Lori at Bottom Line, a national not-for-profit organization, has a small, yet resourceful HR department who manages the talent acquisition process centrally. They hire in cohorts of 35-40 employees annually (in July) to prepare for the beginning of the academic year. New hires would usually travel from across the US to their Boston HQ for a kick-off week of introductory training and team building sessions. In the COVID world, onboarding for these employees will need to shift to a virtual event spanning over multiple days. Being a small department, the team is engaging external training consultants to help think through redesigning (for the ideal virtual experience) and delivering the best virtual training. She continues to use Zoom to facilitate team-building and other onboarding activities and specific Slack channels to encourage employee communications and networking. “There is always room for improvement.” Lori is always experimenting with new techniques to encourage employees to increase interaction and engagement. She is thankful to have a fully engaged executive leadership team who are visible and communicate with employees often.
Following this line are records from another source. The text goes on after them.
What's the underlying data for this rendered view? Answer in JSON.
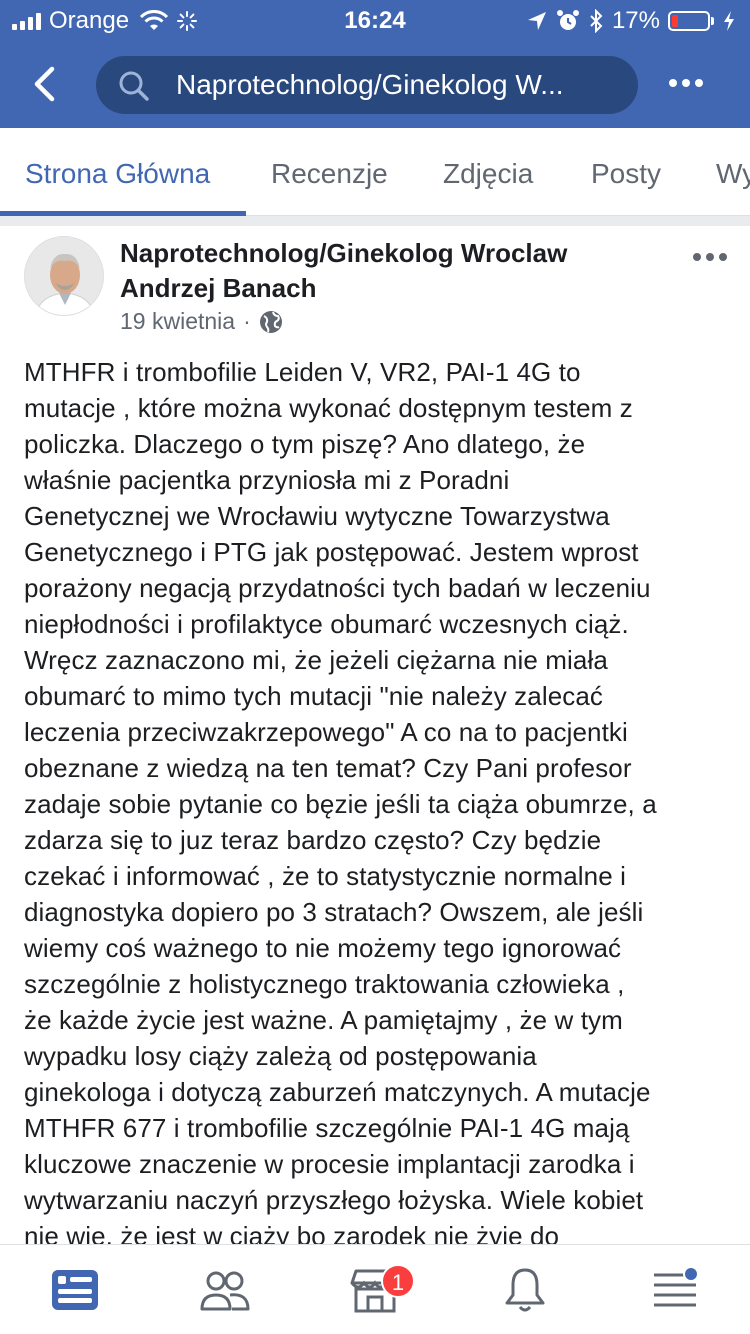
{
  "status_bar": {
    "carrier": "Orange",
    "time": "16:24",
    "battery_percent": "17%",
    "battery_level": 0.17
  },
  "nav": {
    "search_text": "Naprotechnolog/Ginekolog W..."
  },
  "tabs": [
    {
      "label": "Strona Główna",
      "active": true
    },
    {
      "label": "Recenzje",
      "active": false
    },
    {
      "label": "Zdjęcia",
      "active": false
    },
    {
      "label": "Posty",
      "active": false
    },
    {
      "label": "Wy",
      "active": false
    }
  ],
  "post": {
    "author_line1": "Naprotechnolog/Ginekolog Wroclaw",
    "author_line2": "Andrzej Banach",
    "date": "19 kwietnia",
    "separator": "·",
    "lines": [
      "MTHFR i trombofilie Leiden V, VR2, PAI-1 4G to",
      "mutacje , które można wykonać dostępnym testem z",
      "policzka. Dlaczego o tym piszę? Ano dlatego, że",
      "właśnie pacjentka przyniosła mi z Poradni",
      "Genetycznej we Wrocławiu wytyczne Towarzystwa",
      "Genetycznego i PTG jak postępować. Jestem wprost",
      "porażony negacją przydatności tych badań w leczeniu",
      "niepłodności i profilaktyce obumarć wczesnych ciąż.",
      "Wręcz zaznaczono mi, że jeżeli ciężarna nie miała",
      "obumarć to mimo tych mutacji \"nie należy zalecać",
      "leczenia przeciwzakrzepowego\" A co na to pacjentki",
      "obeznane z wiedzą na ten temat? Czy Pani profesor",
      "zadaje sobie pytanie co bęzie jeśli ta ciąża obumrze, a",
      "zdarza się to juz teraz bardzo często? Czy będzie",
      "czekać i informować , że to statystycznie normalne i",
      "diagnostyka dopiero po 3 stratach? Owszem, ale jeśli",
      "wiemy coś ważnego to nie możemy tego ignorować",
      "szczególnie z holistycznego traktowania człowieka ,",
      " że każde życie jest ważne. A pamiętajmy , że w tym",
      "wypadku losy ciąży zależą od postępowania",
      "ginekologa i dotyczą zaburzeń matczynych. A mutacje",
      "MTHFR 677 i trombofilie szczególnie PAI-1 4G mają",
      "kluczowe znaczenie w procesie implantacji zarodka i",
      "wytwarzaniu naczyń przyszłego łożyska. Wiele kobiet",
      "nie wie, że jest w ciąży bo zarodek nie żyje do"
    ]
  },
  "bottom_bar": {
    "marketplace_badge": "1"
  },
  "colors": {
    "brand": "#4267b2",
    "search_bg": "#29487d",
    "badge": "#fa3e3e",
    "battery_low": "#ff3b30"
  },
  "icons": [
    "back-arrow-icon",
    "search-icon",
    "more-icon",
    "globe-icon",
    "news-feed-icon",
    "friends-icon",
    "marketplace-icon",
    "notifications-icon",
    "menu-icon"
  ]
}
Matt notes that the current crisis has provided the opportunity for leadership teams at many companies to view the concept of a remote or hybrid workforce from a different lens: “In the future, we may see more companies reviewing their job requirements through a different lens.” Hiring managers may start asking whether specific roles can be done remotely as well as on-premise. Roles that are crucial to the business or hard to fill in certain geographies might now be filled by remote workers in areas with a lower cost of living or where qualified candidate pools are plentiful. We have learned that adapting our onboarding process, once thought a daunting feat, is possible.
Our panellists survey their employees and new hires regularly to measure the onboarding program’s success and the employee’s level of engagement. Early results have been overwhelmingly positive. Constructive comments are used to make tweaks to the program in each new iteration.
Maureen leaves us with a final thought. “You must be open to making missteps as you get started, open in communication to your employees and leadership teams and open to make course corrections along the way. There are multiple best practices and ways of implementing to match your unique culture.”